* Items from an interface collection:
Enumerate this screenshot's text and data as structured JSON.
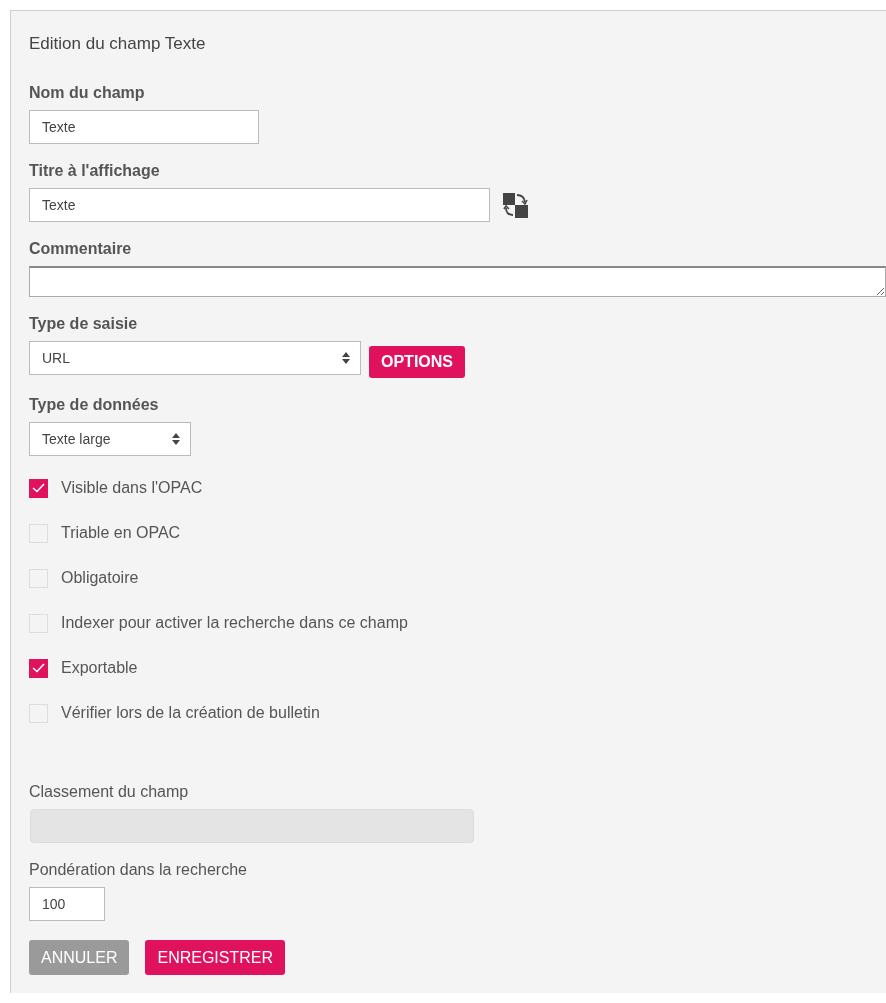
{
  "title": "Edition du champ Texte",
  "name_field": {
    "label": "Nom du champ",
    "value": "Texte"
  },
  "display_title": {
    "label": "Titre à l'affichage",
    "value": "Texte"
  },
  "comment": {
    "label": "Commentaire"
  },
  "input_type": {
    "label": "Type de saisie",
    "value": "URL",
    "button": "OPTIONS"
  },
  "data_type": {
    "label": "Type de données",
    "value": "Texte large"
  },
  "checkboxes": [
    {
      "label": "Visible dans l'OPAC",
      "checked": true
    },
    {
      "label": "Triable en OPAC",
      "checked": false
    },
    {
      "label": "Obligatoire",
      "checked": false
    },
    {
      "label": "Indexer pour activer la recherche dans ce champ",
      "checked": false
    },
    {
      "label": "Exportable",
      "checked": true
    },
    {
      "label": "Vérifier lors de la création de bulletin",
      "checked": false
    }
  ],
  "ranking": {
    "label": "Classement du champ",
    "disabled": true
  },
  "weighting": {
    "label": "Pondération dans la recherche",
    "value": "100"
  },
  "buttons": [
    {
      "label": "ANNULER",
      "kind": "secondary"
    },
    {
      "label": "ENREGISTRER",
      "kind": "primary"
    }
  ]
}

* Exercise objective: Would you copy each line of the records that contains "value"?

* The completed task:
    "value": "Texte"
    "value": "Texte"
    "value": "URL",
    "value": "Texte large"
    "value": "100"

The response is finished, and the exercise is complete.